I hesitated. “Each?” I managed to ask in a falsetto, choked up voice.

She nodded wisely (quite wisely actually for someone who works in a pet shop and still doesn’t know how to pronounce ‘dachshund’).

“Oh,” I said, swallowing a piece of my tongue which I’d bitten off in shock. “Well, we can’t afford that because we have to buy plane tickets to go to London to see my daughter. Thanks anyway. Bye.”

Even I, am not stupid enough to pay that much for a dog. 

Besides, we were going to be overseas in London for three weeks in September and I couldn’t leave a puppy that young in the kennels, could I?

After we’d walked a dozen paces, I suddenly stopped, struck with the most brilliant, dazzlingly clever idea I’ve ever had in my life.

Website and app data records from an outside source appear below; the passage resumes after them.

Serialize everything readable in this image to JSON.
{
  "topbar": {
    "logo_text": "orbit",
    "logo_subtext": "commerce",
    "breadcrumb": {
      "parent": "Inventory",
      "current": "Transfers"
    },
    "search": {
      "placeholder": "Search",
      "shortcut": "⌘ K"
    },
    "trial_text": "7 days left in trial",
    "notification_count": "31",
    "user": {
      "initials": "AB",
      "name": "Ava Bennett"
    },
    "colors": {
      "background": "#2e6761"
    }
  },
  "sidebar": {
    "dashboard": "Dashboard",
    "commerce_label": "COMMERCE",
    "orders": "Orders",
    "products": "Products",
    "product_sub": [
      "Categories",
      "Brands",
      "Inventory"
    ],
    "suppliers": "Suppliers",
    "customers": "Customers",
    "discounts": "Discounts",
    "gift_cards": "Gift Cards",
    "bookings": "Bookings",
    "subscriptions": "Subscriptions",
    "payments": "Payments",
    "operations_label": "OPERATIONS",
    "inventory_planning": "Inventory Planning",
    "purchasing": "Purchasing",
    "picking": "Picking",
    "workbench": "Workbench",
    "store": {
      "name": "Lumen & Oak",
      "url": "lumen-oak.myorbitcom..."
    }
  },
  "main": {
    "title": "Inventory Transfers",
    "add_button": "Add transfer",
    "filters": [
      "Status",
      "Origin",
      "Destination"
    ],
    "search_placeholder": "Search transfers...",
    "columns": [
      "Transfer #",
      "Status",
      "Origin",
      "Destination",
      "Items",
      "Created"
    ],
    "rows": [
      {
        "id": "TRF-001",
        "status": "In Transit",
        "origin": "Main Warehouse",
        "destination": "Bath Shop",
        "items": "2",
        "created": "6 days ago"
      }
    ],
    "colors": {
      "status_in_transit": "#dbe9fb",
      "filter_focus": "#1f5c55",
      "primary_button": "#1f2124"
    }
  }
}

“Scotto!” I shouted in divine enlightenment. “Why don’t we go to London in December and have a white Christmas instead of going in September? Lulu will be more settled in then. She won’t be wanting her boring old mother rocking up to London as early as September, will she? I wouldn't want to be a helicopter mother! ” 

...    ...     ...      ...      ...      ...       ....        ...      ...        ...

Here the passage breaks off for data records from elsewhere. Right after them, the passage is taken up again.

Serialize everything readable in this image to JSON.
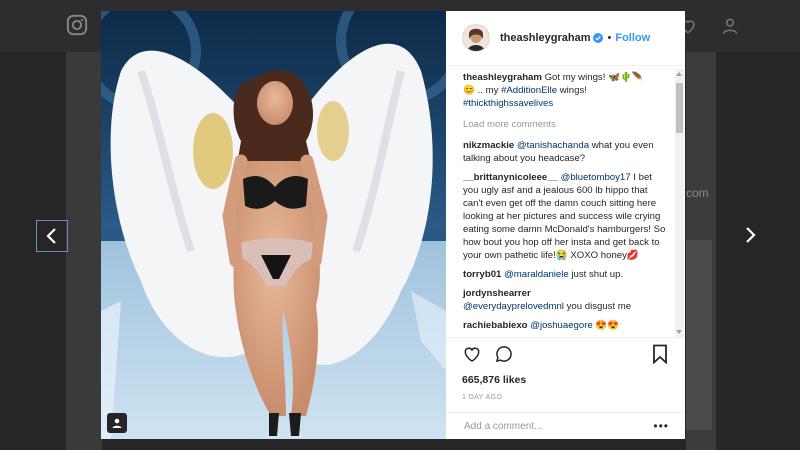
{
  "post": {
    "username": "theashleygraham",
    "follow_label": "Follow",
    "dot": "•",
    "caption_user": "theashleygraham",
    "caption_text_1": " Got my wings! 🦋🌵🪶 ",
    "caption_text_2": "😊 .. my ",
    "caption_tag_1": "#AdditionElle",
    "caption_text_3": " wings! ",
    "caption_tag_2": "#thickthighssavelives",
    "load_more": "Load more comments",
    "likes": "665,876 likes",
    "time_ago": "1 DAY AGO",
    "add_comment_placeholder": "Add a comment...",
    "more_label": "•••"
  },
  "comments": [
    {
      "user": "nikzmackie",
      "mention": "@tanishachanda",
      "text": " what you even talking about you headcase?"
    },
    {
      "user": "__brittanynicoleee__",
      "mention": "@bluetomboy17",
      "text": " I bet you ugly asf and a jealous 600 lb hippo that can't even get off the damn couch sitting here looking at her pictures and success wile crying eating some damn McDonald's hamburgers! So how bout you hop off her insta and get back to your own pathetic life!😭 XOXO honey💋"
    },
    {
      "user": "torryb01",
      "mention": "@maraldaniele",
      "text": " just shut up."
    },
    {
      "user": "jordynshearrer",
      "mention": "@everydayprelovedmnl",
      "text": " you disgust me"
    },
    {
      "user": "rachiebabiexo",
      "mention": "@joshuaegore",
      "text": " 😍😍"
    }
  ],
  "background": {
    "domain_fragment": "com"
  },
  "icons": [
    "instagram-camera-icon",
    "compass-icon",
    "heart-icon",
    "profile-icon",
    "chevron-left-icon",
    "chevron-right-icon",
    "verified-badge-icon",
    "like-heart-icon",
    "comment-bubble-icon",
    "bookmark-icon",
    "user-tag-icon"
  ],
  "colors": {
    "link": "#003569",
    "follow": "#3897f0",
    "verified": "#3897f0",
    "overlay": "#262626"
  }
}
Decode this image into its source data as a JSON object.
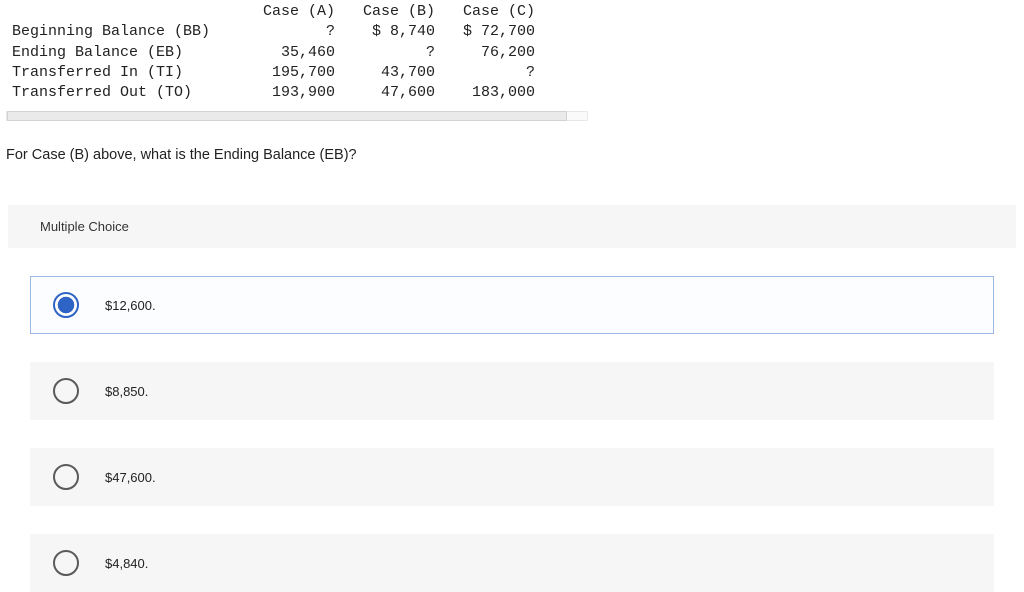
{
  "table": {
    "headers": [
      "Case (A)",
      "Case (B)",
      "Case (C)"
    ],
    "rows": [
      {
        "label": "Beginning Balance (BB)",
        "a": "?",
        "b": "$ 8,740",
        "c": "$ 72,700"
      },
      {
        "label": "Ending Balance (EB)",
        "a": "35,460",
        "b": "?",
        "c": "76,200"
      },
      {
        "label": "Transferred In (TI)",
        "a": "195,700",
        "b": "43,700",
        "c": "?"
      },
      {
        "label": "Transferred Out (TO)",
        "a": "193,900",
        "b": "47,600",
        "c": "183,000"
      }
    ]
  },
  "question": "For Case (B) above, what is the Ending Balance (EB)?",
  "mc_title": "Multiple Choice",
  "options": [
    {
      "text": "$12,600.",
      "selected": true
    },
    {
      "text": "$8,850.",
      "selected": false
    },
    {
      "text": "$47,600.",
      "selected": false
    },
    {
      "text": "$4,840.",
      "selected": false
    }
  ],
  "chart_data": {
    "type": "table",
    "title": "Case balances",
    "columns": [
      "",
      "Case (A)",
      "Case (B)",
      "Case (C)"
    ],
    "rows": [
      [
        "Beginning Balance (BB)",
        null,
        8740,
        72700
      ],
      [
        "Ending Balance (EB)",
        35460,
        null,
        76200
      ],
      [
        "Transferred In (TI)",
        195700,
        43700,
        null
      ],
      [
        "Transferred Out (TO)",
        193900,
        47600,
        183000
      ]
    ]
  }
}
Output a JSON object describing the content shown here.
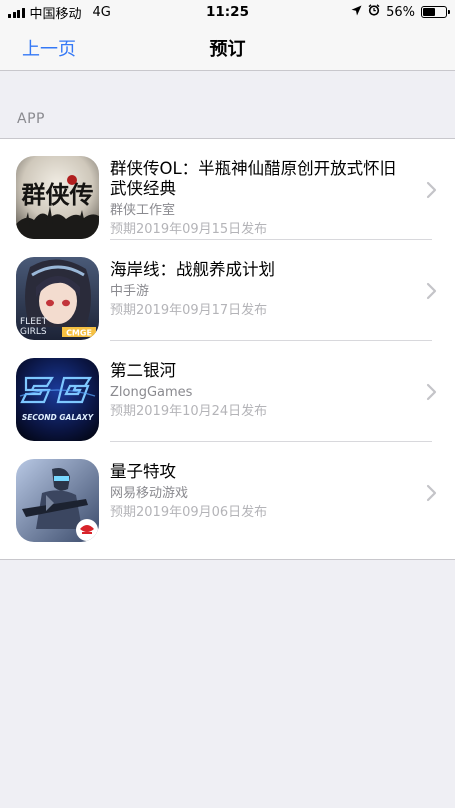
{
  "status_bar": {
    "carrier": "中国移动",
    "network": "4G",
    "time": "11:25",
    "battery": "56%",
    "battery_level": 0.56
  },
  "nav": {
    "back_label": "上一页",
    "title": "预订"
  },
  "section": {
    "header": "APP"
  },
  "apps": [
    {
      "name": "群侠传OL：半瓶神仙醋原创开放式怀旧武侠经典",
      "developer": "群侠工作室",
      "release": "预期2019年09月15日发布",
      "icon": "qunxiazhuan-app-icon",
      "icon_text": "群侠传"
    },
    {
      "name": "海岸线：战舰养成计划",
      "developer": "中手游",
      "release": "预期2019年09月17日发布",
      "icon": "fleet-girls-app-icon",
      "icon_text_1": "FLEET",
      "icon_text_2": "GIRLS",
      "icon_text_3": "CMGE"
    },
    {
      "name": "第二银河",
      "developer": "ZlongGames",
      "release": "预期2019年10月24日发布",
      "icon": "second-galaxy-app-icon",
      "icon_text": "SECOND GALAXY"
    },
    {
      "name": "量子特攻",
      "developer": "网易移动游戏",
      "release": "预期2019年09月06日发布",
      "icon": "quantum-strike-app-icon"
    }
  ],
  "colors": {
    "accent": "#3478f6",
    "background": "#efeff4",
    "secondary_text": "#8a8a8f",
    "tertiary_text": "#b4b4b8"
  }
}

The plane tickets turned out to cost much more in December than September… but that’s okay. And I like freezing cold weather. It's bracing and stimulating. Good for the pores.

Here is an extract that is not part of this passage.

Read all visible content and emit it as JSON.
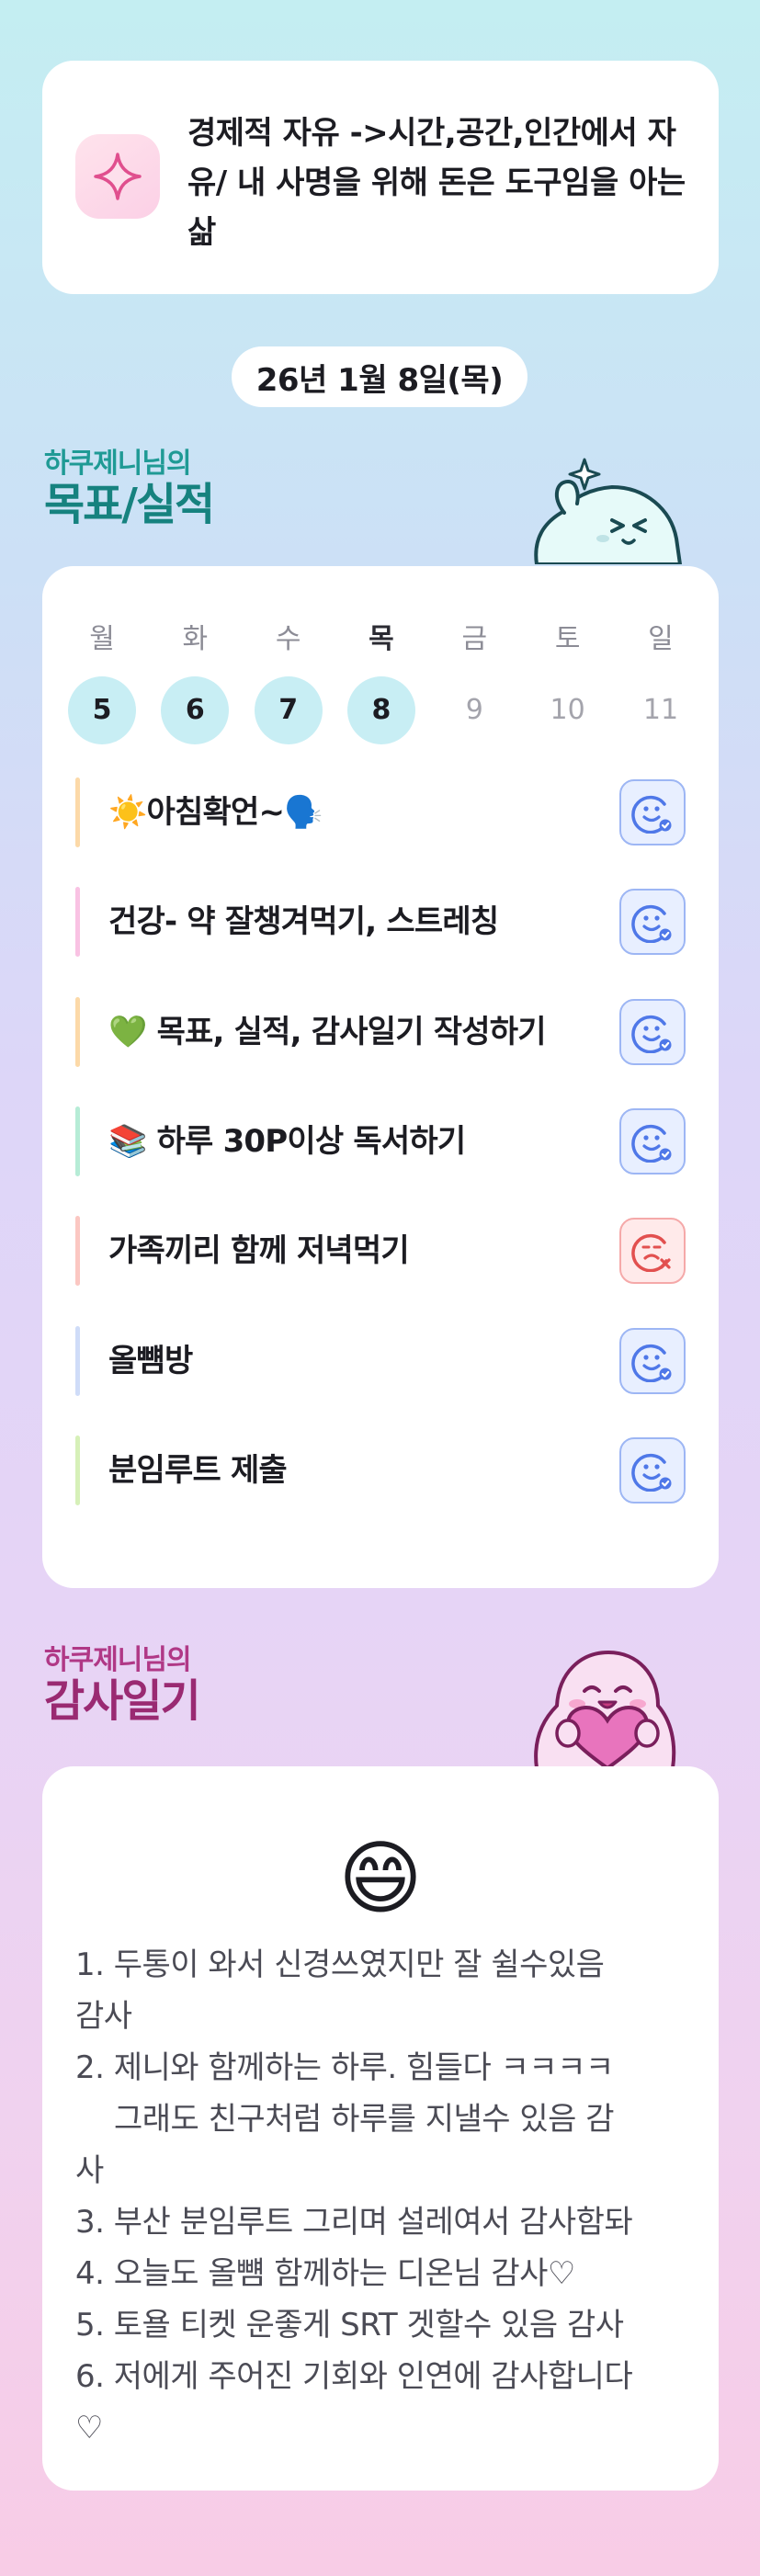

And of course, Polly Pocket will be 11 months old in December so she’ll be fine to go in the boarding kennels by then. 

Saturday, February 23, 2019

I'm Finally Coming Out.

After 15 years of skulking in the wings of self-imposed theatrical retirement, I am finally treading the boards again.

I spotted a play audition notice in the local mountain rag and thought… why not?

Hahahaha… why farking not…

I forgot all about the laborious learning of lines business. I pushed the fact that I work 12-hour days to the back of my mind, and I certainly forgot that I am actually quite a wooden, hack of an actress.
I manage to bluff my way through auditions by using a loftily projected, false bravado, but the directors are usually highly disappointed when it comes to the actuality of any quality acting radiating out of my wizened and googly-eyed face.

So, now I’m to be found dawdling on the theatre doorstop at rehearsal time, eyes hanging out of my head after a long day, and barely able to speak, let alone pretend to act.

I’ve told Scotto he’s not allowed to come and see it. I told my parents not to bother as well.

I’m considering buying ALL the tickets so no one can come.

I’ve had to plough down a lot of ‘road closed’ signs along my neural motorways in a desperate attempt to memorise my lines.

Nothing is sticking. 

It’s like trying to stick the script lines to my brain with a cheap and crappy fridge magnet. Every time I open the fridge door the script falls off my brain and words scatter all over the floor.

I’ve recorded myself and play it over and over in the car; forcing that nasal, whining voice into my short-term memory banks.

I walked past a mirror in the dressing room the other night and jumped in fright. A pale, crumpled witch looked back at me. I’ve been starving myself for the last 5 months in an attempt to lose my pot belly.

(This was after a slightly deflating incident when my mother told me she was worried I had a giant tumour in my stomach and asked me if I thought I should go to the doctor about it. 

I had to reassure her that you can’t grab a tumour in two hands and wobble it around and make interesting animal shapes out of it and that no, I was just fat).

Naturally, the pot belly is still there but my face is now deflated and sagging and the loose skin on my arms is so flappy, I could quite easily complete a few aerial laps of the local mango orchard and roost upside down for the night in the branches.

Luckily, there’s a line in the play where I’m having my photograph taken and I have to say, “I’d better suck in my pot belly!”

I was probably typecast purely because of my tumescent gut.

I’m afraid I’ve damaged my memory corpuscles (or whatever) by all that alcohol I drank over the last 15 years.

What happens if I NEVER learn these bloody lines?

I’ll disgrace the mountain.

I’ll have to move towns and go into witness protection.

I’m freaking out. Are there any thespians out there who can give me some tips, apart from writing my lines out on my arms? (God knows there are enough crevices and crannies in my arms to record the bloody Good News Bible but I’d never be able to find them.)